Biography for J. Edgar Hoover
In 1924, at the age of 29, John Edgar Hoover became the third director of the Federal Bureau of Investigation (FBI). By the time he died in office 48 years later, he had created a powerful federal government crime-fighting agency. Hoover was born on January 1, 1895 in Washington, D.C. He earned a bachelor's degree in 1916 and a master's degree in law in 1917 from George Washington University. After being admitted to the bar, he began his long career at the FBI (established in 1908 as an arm of the Justice Department). In 1919, he was appointed special assistant to Attorney General A. Mitchell Palmer in charge of the drive against political radicals that accompanied the "red scare" of the postwar years.
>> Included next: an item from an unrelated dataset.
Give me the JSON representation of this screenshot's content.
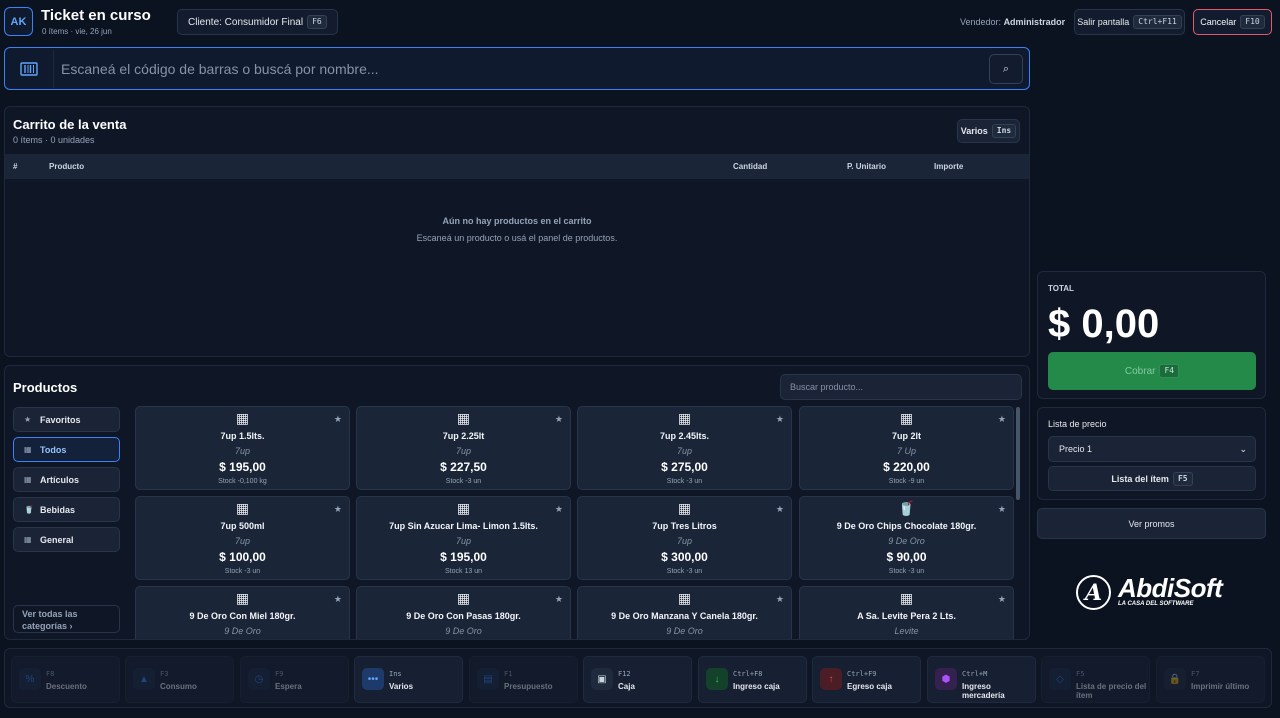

The mass arrests of radicals in 1919, known as the Palmer raids after Attorney General Palmer, were actually directed by Hoover. Hoover was appointed director of the FBI as a result of the Teapot Dome scandal, in which several government officials in President Warren G. Harding's administration were implicated in the secret sale of federal oil lands. President Calvin Coolidge, Harding's successor, hoping to keep his own administration free of the scandal's taint, appointed the distinguished jurist Harlan Fiske Stone as his attorney general; Stone named Hoover as the FBI director. After assuming control of the FBI, Hoover established nonpolitical recruiting and training methods, consolidated and expanded the central fingerprint bureau, created the voluntary Crime Reporting Program (1930) so the FBI could compile and publish annual crime statistics, and created the FBI laboratory in 1932. Anticommunism was the force that brought Hoover to power, and it was the force that defined both his career and the shape of the FBI from the 1920s to the late 1960s. In 1939, President Franklin D. Roosevelt greatly increased the power of the FBI when he assigned it the task of protecting internal U.S. security and ferreting out enemy spies. The organizing principle behind Hoover's task was vigilance against all who would threaten lawful governmental authority—in particular "Communists, subversives and pseudoliberals." Such a broad definition of the "enemy" gave the FBI under Hoover's ironfisted control tremendous investigative latitude. Hoover decided early on never to collaborate with other government agencies in the collection or dissemination of information. His agents gathered all the information he requested, then he alone decided who would have access to it. He stood ready to answer a president's request for the most personal information about anybody, but the FBI's files remained closed to everyone—even presidents. They were an important source of his power. Shrewdly aware of the value of publicity, Hoover carefully avoided committing the limited resources of the FBI to the immense tasks of enforcing the drug laws and defeating organized crime. It took the vigor of both President John F. Kennedy and his brother, Attorney General Robert F. Kennedy, to force Hoover to assign his agents to fight organized crime and the determination of President Lyndon B. Johnson to push the FBI into enforcing civil rights laws. By the time Hoover launched the COINTELPRO, or counterintelligence program, against African-American radicals and the so-called New Left radical student movement in the late 1960s, his power and public esteem had begun to deteriorate. When records stolen from the FBI offices in Media, Pennsylvania concerning the agency's domestic security operations—which included illicit wiretapping and false character-destroying efforts—were published in March 1971, the nation was stunned. Hoover immediately shut down all COINTELPRO operations, but his reputation never recovered. He continued to head the FBI, however, until his death at age 77 on May 2, 1972. He had held the job for 48 years and served under eight presidents. Richard Gid Powers, Hoover's biographer, summed up Hoover's career in this way: Hoover was at the very midst of the combat over the most important issues of the first three-quarters of the 20th century—communism and racial justice. . . . From the beginning there were conflicting strains in Hoover of idealism but also of an almost savage sense of self-preservation. I don't think he will be understood as a sheer ogre. But the final assessment of him will be less than favorable. As time goes on he will be seen as a complex and significant figure who tested the outer limits of permissible political behavior. Today, the FBI fulfills a wide range of necessary federal law enforcement tasks, the foundations for which—from the training academy at Quantico, Virginia to the Uniform Crime Report statistics and sophisticated crime laboratory—were laid by Hoover.